I see the hands of many gods in my life these days, but I can’t seem to bring myself to reach out and touch Them.

Back in the Swing of Things.

When I became a priest nearly two years ago, I didn’t think much about how my interaction with the Unseen world would change. Mostly, that was because I wasn’t concentrating on the Unseen world. I knew what it was, but I didn’t stick my nose in it much. This had become the norm for me, after years of slowly abandoning a practice of what many would call “good spiritual hygiene”: regular grounding, centering, and psychic shielding. At the outset of my investigation into Kemetic Orthodoxy, I decided to abandon such things. There was no mention of psychic shielding in antiquity, so how could it possibly be useful to me?

Fast forward to this fall. I am pushed to take a few steps back from my work with the gods due to family illness and personal reasons. I don’t feel any different, save for feeling guilty that I can’t uphold my duties.
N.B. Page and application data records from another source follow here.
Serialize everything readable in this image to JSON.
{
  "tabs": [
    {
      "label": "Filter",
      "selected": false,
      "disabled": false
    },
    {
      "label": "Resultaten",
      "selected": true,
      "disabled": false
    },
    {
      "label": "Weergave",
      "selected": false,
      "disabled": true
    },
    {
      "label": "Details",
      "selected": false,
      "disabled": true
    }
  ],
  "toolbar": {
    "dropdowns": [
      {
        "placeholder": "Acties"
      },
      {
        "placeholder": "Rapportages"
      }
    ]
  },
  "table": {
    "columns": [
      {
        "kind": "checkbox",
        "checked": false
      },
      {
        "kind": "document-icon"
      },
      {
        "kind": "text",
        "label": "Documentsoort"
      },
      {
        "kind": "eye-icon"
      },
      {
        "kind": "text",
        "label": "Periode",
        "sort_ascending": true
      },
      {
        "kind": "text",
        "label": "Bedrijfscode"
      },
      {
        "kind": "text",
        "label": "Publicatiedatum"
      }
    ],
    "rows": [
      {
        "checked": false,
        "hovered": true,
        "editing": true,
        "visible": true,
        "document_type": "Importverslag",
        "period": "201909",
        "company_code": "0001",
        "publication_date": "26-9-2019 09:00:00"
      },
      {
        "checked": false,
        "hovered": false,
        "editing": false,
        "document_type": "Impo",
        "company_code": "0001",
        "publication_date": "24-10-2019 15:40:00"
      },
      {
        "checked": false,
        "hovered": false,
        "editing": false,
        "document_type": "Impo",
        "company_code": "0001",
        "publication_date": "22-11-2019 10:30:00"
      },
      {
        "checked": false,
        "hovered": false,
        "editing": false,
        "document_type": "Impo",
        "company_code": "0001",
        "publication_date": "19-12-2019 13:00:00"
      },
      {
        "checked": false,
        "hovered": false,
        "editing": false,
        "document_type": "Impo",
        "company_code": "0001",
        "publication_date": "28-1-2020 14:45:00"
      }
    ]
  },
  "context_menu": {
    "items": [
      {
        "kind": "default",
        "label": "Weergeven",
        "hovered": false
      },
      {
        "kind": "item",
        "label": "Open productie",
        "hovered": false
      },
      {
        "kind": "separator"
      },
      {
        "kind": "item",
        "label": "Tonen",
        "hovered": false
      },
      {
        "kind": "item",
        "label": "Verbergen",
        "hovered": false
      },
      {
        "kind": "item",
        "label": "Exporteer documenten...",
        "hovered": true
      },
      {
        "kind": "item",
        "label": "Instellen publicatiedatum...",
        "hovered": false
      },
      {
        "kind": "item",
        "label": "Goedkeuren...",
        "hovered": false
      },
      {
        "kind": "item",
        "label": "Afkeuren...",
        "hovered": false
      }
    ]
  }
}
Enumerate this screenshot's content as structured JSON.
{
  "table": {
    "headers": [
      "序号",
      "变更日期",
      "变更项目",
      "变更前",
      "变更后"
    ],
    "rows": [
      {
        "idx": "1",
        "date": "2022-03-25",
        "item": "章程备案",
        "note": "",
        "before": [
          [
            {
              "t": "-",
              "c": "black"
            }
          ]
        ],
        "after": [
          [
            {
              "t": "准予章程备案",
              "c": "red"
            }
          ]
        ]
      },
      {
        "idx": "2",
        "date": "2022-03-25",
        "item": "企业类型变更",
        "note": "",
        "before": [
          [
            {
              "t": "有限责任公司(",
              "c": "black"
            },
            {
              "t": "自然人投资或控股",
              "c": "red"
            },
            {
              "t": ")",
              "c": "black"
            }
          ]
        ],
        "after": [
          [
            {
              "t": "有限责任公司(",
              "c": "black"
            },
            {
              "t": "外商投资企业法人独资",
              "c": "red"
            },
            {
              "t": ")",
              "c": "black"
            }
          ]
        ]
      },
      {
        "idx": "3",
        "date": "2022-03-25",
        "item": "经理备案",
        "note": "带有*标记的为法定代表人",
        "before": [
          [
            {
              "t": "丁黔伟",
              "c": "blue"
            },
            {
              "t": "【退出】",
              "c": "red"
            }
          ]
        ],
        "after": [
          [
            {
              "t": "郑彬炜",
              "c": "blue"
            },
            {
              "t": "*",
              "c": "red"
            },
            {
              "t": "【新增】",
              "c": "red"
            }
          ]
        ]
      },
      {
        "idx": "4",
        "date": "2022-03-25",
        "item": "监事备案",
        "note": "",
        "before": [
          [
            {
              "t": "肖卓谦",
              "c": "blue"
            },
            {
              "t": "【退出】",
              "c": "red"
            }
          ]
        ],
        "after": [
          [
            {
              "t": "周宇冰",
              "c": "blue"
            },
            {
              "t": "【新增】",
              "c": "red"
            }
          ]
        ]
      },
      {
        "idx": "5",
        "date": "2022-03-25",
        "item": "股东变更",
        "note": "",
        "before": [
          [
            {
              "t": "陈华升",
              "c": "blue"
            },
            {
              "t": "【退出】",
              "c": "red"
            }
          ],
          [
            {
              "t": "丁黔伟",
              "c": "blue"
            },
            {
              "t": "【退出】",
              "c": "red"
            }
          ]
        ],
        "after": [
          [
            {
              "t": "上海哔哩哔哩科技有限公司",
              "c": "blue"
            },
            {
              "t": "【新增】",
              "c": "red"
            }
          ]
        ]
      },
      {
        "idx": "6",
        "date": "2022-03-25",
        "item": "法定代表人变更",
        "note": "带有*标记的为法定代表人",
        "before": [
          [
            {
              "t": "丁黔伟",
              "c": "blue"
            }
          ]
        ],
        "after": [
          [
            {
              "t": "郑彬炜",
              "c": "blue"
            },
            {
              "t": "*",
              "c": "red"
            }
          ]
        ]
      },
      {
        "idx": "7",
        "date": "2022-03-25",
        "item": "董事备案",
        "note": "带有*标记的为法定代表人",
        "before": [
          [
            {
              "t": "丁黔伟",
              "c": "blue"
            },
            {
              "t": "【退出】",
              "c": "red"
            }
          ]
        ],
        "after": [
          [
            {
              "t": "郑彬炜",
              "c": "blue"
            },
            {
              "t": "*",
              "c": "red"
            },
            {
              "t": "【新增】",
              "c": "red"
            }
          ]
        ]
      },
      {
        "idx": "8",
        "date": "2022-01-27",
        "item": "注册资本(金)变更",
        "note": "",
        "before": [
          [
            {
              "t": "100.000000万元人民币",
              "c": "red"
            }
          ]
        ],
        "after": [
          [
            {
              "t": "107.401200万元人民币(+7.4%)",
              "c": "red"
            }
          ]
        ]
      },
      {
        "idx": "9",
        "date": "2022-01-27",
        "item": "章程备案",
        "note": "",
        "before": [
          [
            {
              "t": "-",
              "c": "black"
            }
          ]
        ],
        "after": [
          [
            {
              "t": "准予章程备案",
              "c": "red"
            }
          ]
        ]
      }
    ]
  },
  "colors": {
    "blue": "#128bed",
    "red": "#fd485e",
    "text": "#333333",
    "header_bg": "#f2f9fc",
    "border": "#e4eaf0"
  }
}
I slowly spend less and less time on anything spiritual, doing only the bare minimum needed to get my work done – until one day in February, when I walked into a local woo-shop and found myself informed that I needed to work on grounding and shielding myself. Well.

Following that, I found myself moving back in a direction of spiritual hygiene. I started to practice regular grounding. I kept a check on my Unseen self. I made my way to my shrine more often, doing more and more work with the gods (though not without potholes and pitfalls!) – until this month, when I finally made my way back to full time work.

As I stepped back up to the plate, I found myself amazed at how vivid all of my experiences in shrine felt all of a sudden. Suddenly, I could feel the energy of the rituals I perform pouring over the shrine; I could feel the purifications and the reversion of offerings. In a way it was like watching my actions burst into a life of their own.

I don’t know why it feels so different this time around. I have two suspicions: one, that I came to the priesthood already making regular worship of the gods, and therefore was already acclimated to being in the Divine presence; two, that I have combined my worship practices with exercises that will naturally heighten my perception of things Unseen, and therefore make me more acutely aware of the goings on. Or alternatively: both.

All of this has certainly drawn my attention to just how far I have climbed from the depths of existential angst that I tumbled into in November 2010. I can see the Gods. I can feel Their presences. I know They live, They are a part of my life, and I honor Them. I pray that all of you may know Them as deeply and as fully as you seek.